No Using a Phone While Driving
A new law set to take effect July first in Indiana states that now, while driving, you can only use hands-free technology. You may now be pulled over for holding your phone. Previously, the law stated that it was illegal to be texting or emailing while driving; now it limits phone use to hands-free technology or using your phone to call 911 in the event of an emergency.
What does this mean for drivers involved in an accident while using their phone? To put it simply, a driver who uses their phone may now possibly be per se liable for the accident as the would be violating a statute and injuring a party the statute was meant to protect. The driver who uses their cell phone and causes an auto accident will be held liable for their distracted driving and negligence. Whether the statute creates per se liability or not is yet to be seen.
Out-of-Network Docs Can Now Only Charge In-Network Prices
Starting July 1, an out-of-network physician at an in-network facility can only charge in-network prices for their services, unless they have given the client written notice of the charges five days prior to the appointment and the client consents to the cost. The law does not address any extra out-of-network costs associated with emergency services, however.
The text of HB 1004 reads, “Requires certain health care providers, beginning July 1, 2021, to provide a good faith estimate to individuals of the price for non-emergency health care services to be provided to the individual by the health care provider and sets forth requirements.” The requirements state that the out-of-network provided must give the patient a written statement at least five days before the appointment which lays out the charges, and they must receive a signed confirmation that the patient agrees to the charges.

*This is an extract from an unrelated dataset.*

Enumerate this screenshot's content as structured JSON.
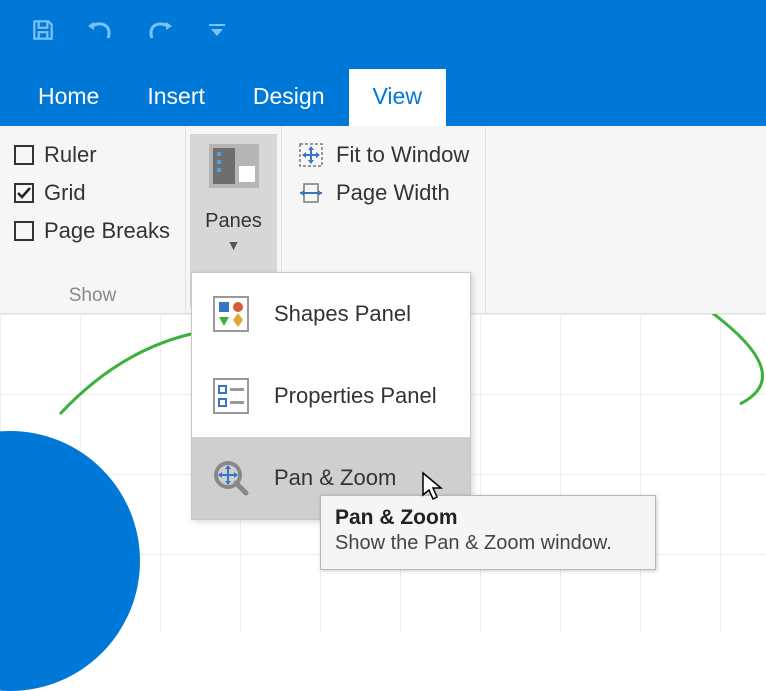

This means that the out-of-network physician could still charge out-of-network rates, but first they would have to get approval from the patient. They must receive a signed document in order to get consent for the charges from the patient.
Concerning personal injury, this could mean that medical bills would be lowered if you happen to be in some sort of accident. Out-of-network physicians would have to charge the in-network price unless you give consent to pay the out-of-network price 5 days or more before the appointment. Treatments for specific injuries would potentially be cheaper at an in-network price.
Schools Must Test Their Water For Lead
On July 1, schools must test their water for lead by New Year’s Day 2023, unless they have been tested since 2016. Starting in 2023, schools in Lake County, which has seen lead levels rise in their water, must test every two calendar years. The law states that if the lead levels in the water exceed 15 parts per billion, the entity in charge of the school must remedy the high lead level.
Concerning personal injury law, this law could make drinking water in schools safer. However, if a school does not test, or does not take the necessary steps to lower the lead level, they could be sued if students start having issues with lead-poisoning. A school may also face the possibility of a class action lawsuit if the number of students affected reaches higher levels.